Bruce Bartlett, a former Reagan staffer, thinks Fox News is bad for the GOP.

In a paper titled "How Fox News Changed American Media and Political Dynamics," Bartlett writes about the rise of Fox and how it has changed the way conservatives consume and think about news and politics. He ended the paper by citing a political scientist who said Fox made it hard for the party to move to the center or increase its appeal.
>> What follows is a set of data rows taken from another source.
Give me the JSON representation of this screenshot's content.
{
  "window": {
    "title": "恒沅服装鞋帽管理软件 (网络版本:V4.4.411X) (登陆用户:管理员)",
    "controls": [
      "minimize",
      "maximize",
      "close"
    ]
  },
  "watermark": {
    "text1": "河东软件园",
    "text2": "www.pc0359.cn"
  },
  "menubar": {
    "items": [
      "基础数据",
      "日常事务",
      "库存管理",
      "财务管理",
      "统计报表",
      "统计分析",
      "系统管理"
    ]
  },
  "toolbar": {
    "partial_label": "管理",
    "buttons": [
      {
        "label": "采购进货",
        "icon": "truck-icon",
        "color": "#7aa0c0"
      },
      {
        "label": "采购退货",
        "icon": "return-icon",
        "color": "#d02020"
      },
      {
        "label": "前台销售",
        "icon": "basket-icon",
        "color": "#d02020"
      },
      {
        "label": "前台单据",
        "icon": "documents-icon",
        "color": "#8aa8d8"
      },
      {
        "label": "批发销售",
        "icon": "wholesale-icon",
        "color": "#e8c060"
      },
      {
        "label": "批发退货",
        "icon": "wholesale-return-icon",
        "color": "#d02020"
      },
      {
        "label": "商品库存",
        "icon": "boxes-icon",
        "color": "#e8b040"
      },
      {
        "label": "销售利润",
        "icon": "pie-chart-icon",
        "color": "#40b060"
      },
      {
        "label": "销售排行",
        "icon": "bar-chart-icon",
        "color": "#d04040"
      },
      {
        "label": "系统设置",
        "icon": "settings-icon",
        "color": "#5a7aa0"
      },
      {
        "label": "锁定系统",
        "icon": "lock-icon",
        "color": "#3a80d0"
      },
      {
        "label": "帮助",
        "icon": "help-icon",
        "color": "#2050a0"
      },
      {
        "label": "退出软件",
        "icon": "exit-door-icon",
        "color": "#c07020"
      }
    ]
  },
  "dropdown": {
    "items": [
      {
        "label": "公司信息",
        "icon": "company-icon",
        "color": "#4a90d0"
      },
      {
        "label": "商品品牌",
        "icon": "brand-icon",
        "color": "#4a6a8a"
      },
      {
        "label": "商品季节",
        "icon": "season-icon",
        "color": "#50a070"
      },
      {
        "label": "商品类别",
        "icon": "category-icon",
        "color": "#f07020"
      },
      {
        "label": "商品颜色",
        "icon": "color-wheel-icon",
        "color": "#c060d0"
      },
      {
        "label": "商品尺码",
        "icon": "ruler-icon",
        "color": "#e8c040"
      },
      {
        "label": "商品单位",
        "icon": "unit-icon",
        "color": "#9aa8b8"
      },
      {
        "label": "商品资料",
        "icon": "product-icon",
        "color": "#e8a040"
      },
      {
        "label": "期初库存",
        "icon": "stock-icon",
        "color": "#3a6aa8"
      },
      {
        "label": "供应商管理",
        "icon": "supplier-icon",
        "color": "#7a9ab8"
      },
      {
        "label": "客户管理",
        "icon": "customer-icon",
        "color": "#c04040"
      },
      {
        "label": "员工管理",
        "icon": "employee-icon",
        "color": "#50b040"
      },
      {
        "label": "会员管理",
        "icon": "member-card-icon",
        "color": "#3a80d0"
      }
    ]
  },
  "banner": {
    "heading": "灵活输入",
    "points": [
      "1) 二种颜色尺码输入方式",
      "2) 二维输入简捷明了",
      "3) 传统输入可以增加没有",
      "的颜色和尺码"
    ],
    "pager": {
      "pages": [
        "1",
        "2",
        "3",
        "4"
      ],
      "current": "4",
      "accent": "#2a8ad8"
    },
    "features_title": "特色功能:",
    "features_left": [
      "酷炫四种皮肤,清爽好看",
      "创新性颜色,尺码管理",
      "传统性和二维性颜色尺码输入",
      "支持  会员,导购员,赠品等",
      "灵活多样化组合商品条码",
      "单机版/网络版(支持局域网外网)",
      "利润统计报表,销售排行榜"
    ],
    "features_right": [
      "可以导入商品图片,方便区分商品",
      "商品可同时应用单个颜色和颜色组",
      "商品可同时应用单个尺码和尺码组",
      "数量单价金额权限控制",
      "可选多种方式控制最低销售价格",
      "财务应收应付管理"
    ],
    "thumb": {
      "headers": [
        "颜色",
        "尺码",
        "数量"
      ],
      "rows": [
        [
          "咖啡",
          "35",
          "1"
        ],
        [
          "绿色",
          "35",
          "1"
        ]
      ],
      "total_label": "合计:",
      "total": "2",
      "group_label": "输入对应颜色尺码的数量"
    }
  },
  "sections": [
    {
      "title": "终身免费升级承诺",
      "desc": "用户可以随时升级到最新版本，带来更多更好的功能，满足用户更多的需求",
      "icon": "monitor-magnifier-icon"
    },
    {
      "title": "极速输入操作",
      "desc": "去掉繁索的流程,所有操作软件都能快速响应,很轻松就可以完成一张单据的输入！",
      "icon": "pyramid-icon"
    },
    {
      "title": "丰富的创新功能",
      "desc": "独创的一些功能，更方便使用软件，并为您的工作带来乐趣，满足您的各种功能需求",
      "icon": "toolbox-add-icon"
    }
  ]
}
Fox News is usually dinged by the left, so when a guy who worked for Reagan (and George H.W. Bush, Ron Paul and Jack Kemp) does it, it's noteworthy. But it's not unheard of. Bartlett cited some anti-Fox comments from noted Republicans in his paper; Newt Gingrich characterized the network as biased during a private meeting in 2012, Sen. Lindsey Graham (R-S.C.) said Fox made it hard for him to pass immigration reform in 2011, and last year, now-former Sen. Tom Coburn (Okla.) said Fox is "totally not fair and totally not balanced." But typically, GOP politicians play nice with the network. It's a no-brainer for politicians courting GOP primary voters. The channel occupies the top of the ratings — not just among cable news channels, which it consistently does, but sometimes all of cable TV. And going on Fox is speaking to the GOP base.

The media landscape for Republicans that Barlett outlines is pretty bleak. Fox News is a giant that's ruining everything, he argues, but with its audience and reach, you deride it at your own peril. But is it really that serious? Jack Shafer noted for Politico that Fox is "better at employing presidential candidates than electing them" (Gingrich, Sarah Palin and Mike Huckabee, among others, have all been on the Fox payroll, but none of them have been president). And the network's biggest show, "The O'Reilly Factor," has as many as 3.3 million viewers, which are numbers MSNBC would love to have, but in the context of a voting-age population of more than 234 million, it's less significant.

But Fox has proven it can influence elections. It went on the air in October 1996, and by June 2000, 17.3 percent of Americans said they watched it regularly. It wasn't available nationwide, so researchers tracked 2000 election results in towns where it was and wasn't available, with controls for demographics and geography. In a study on their findings, published in 2006, the researchers found that Fox had had "a significant impact" on the election, and towns where it was available saw anywhere from a 0.4 to 0.7 percent increase in the Republican vote share — or about 200,000 votes nationwide. Its influence was less pronounced in rural areas and Republican congressional districts and the South, which they believed was because voters there already voted Republican, and thus there was a smaller portion of the population that could be persuaded to do so. Towns with more cable channels, and thus more competition for eyeballs, also saw less effect.

A lot has happened since 2000. Fox News is now a frequent target and running joke for liberal pundits and comedians such as Jon Stewart, and on-air gaffes have become viral Internet mainstays, even when the gaffe is from a local Fox affiliate and not the actual Fox News. (Remember the to-do over "Fox News Censors Picasso Painting" story this month? Yeah, that was Fox 5 in New York City, not Roger Ailes's Fox News. See every tweet embedded here and the correction at the bottom.).

Obviously, there's no way that after all those times Stewart DESTROYED, DEMOLISHED and OWNED Fox that it could sway voters today like it did in 200o, right? Not so fast. A 2014 Pew study found that the network was "more trusted than distrusted" by people who identified as in the ideological middle (i.e. neither liberal nor conservative) — something "The Daily Show" can't say. And a 2012 Pew study found that a majority of Fox's audience wasn't even Republican; 33 percent identified as independent and 22 percent identified as Democratic.

Attacks on Fox News tend to target its openly conservative opinion anchors, like Sean Hannity and Bill O'Reilly, but often left out is the fact that Fox does straight news, too. Megyn Kelly and Chris Wallace often take on Republican candidates. The question about whether Jeb Bush would invade Iraq, for example, came from Kelly.

Without another study, it's hard to gauge exactly how much effect Fox has on our elections — or to evaluate the point raised by Bartlett with any conclusiveness — but there is one point from the 2000 election study that seems relevant today. In the study, Fox News had less of an effect in towns with more cable channels; the more competition for attention, the less weight Fox had.

Today, Fox News might be in more households, but there's a lot more competition — and not just from cable channels. Its median prime-time viewership has declined since 2009, though it still towers over its competition. The explosion of online new media, and particularly sites targeting conservatives, eats away at the time people might otherwise spend watching Fox.

The network is different things to different people. For some, it is the media.  For others, it's a punchline. For Bartlett, it's an anchor around the GOP's neck, holding it back from expanding the GOP brand to new constituencies. But increasingly, Fox News is one player in a growing conservative media landscape that it pioneered.